Word: prosody = rhythm and sounds used in poetry; intonation patterns in language
One-liner: Like a constitutional monarch I assented graciously to a stream of decisions made in my name by other people. (286)
The adults around us wrapped Aunt Imogen's death in euphemisms. As far as my mother was concerned, she had passed on and over. Aunt Ada said that it was a merciful release. According to the vicar ‒ who gave us his professional opinions in church, on the following Sunday ‒ Aunt Imogen was watching over us from Heaven on the right hand of the Lord. I overheard the Jodson family discussing it. Mrs Jodson said that Mrs Chard was "pushing up the daisies, poor soul." On another occasion, young Bill Jodson said she had kicked the bucket, and his father remarked that she had gone for a burton. (90)
I reminded myself that we were not in a position to do anything; after all, we were not in our right minds.

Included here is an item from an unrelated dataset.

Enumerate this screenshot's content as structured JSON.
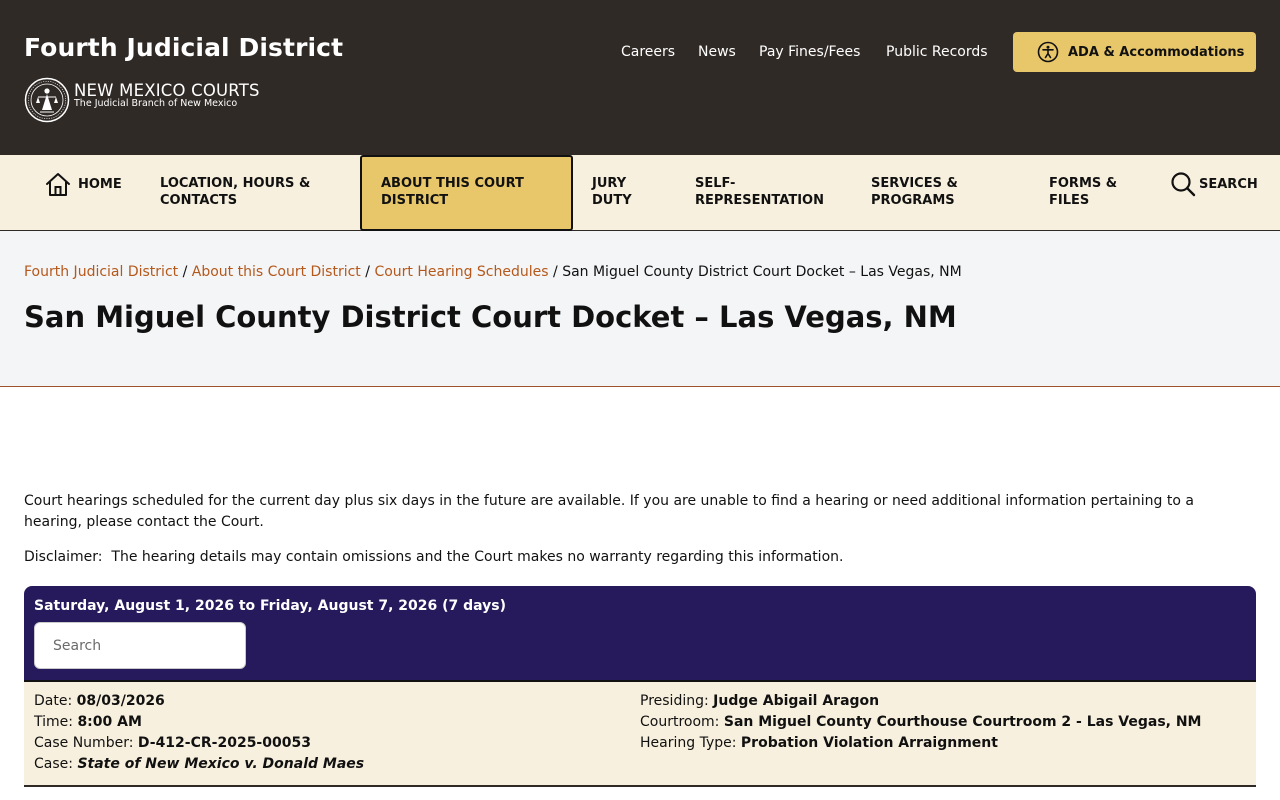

This last phrase set me off on a tangent. If we weren't in our right minds, where were we? I reasoned that we must each have at least one wrong mind, and each of us was in it at present. Unless, of course, I was of the wrong "right" mind: I might be in my left mind, my sinister mind. I realized then it was all a question of labels; that labelling a thing determined its apparent nature; that beneath each layer of labels was another, that the layers were shaped like a ball or a globe; that I spent my life peeling off the layers in search of the hard core of real meaning; and that if it were possible to remove the last layer, I should find nothing, because there was no centre, hard or otherwise, and the meaning, such as it was, lay in the layers I had already peeled off and discarded.
I felt faint. I had made a discovery which would change the course of history. (268)

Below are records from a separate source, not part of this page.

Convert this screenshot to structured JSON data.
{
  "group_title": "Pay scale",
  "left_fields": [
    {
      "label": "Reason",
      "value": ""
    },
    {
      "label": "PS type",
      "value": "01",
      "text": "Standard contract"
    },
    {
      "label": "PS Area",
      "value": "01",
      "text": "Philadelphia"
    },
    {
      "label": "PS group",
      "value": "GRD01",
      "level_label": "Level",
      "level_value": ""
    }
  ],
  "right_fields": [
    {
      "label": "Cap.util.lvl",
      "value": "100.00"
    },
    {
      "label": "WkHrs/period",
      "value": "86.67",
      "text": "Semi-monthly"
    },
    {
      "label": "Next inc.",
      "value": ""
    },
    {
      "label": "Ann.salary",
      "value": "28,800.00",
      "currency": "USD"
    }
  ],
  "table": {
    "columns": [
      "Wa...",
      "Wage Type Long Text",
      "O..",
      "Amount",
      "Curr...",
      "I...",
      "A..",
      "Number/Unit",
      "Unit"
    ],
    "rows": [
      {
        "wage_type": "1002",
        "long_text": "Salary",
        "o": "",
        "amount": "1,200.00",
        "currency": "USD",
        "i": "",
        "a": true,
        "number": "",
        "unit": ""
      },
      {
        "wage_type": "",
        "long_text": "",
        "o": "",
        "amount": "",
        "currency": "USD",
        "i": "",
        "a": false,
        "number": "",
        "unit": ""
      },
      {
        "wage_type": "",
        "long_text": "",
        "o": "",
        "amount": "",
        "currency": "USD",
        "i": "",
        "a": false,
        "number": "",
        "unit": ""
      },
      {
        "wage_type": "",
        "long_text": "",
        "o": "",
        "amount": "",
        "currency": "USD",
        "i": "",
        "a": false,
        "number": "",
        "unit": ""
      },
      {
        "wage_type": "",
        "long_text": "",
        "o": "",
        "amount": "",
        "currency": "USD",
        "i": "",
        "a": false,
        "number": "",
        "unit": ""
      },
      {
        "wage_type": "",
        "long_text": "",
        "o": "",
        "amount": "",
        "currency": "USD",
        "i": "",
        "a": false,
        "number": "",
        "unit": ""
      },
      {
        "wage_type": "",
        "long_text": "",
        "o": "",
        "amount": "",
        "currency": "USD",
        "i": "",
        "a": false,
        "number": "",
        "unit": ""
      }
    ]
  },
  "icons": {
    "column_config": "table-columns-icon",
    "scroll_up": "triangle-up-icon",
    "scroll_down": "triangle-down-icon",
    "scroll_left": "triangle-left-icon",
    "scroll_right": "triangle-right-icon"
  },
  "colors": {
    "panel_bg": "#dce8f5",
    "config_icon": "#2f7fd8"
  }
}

Everyone came down to breakfast with good intentions. We smiled at each other and enquired how we had slept. When in doubt one tends to talk about the weather: in our case we discussed how the rains had stopped and the wind decreased overnight, and how this situation was unlikely to last; Alice said it was fresh and mild outside now, although the sky was grey; Bronwen told us what the weather forecast had told her; and Esmond said that he was going to put up the storm shutters tonight because there was no point in taking chances. Then we ran out of weather and had an awkward silence instead. (327)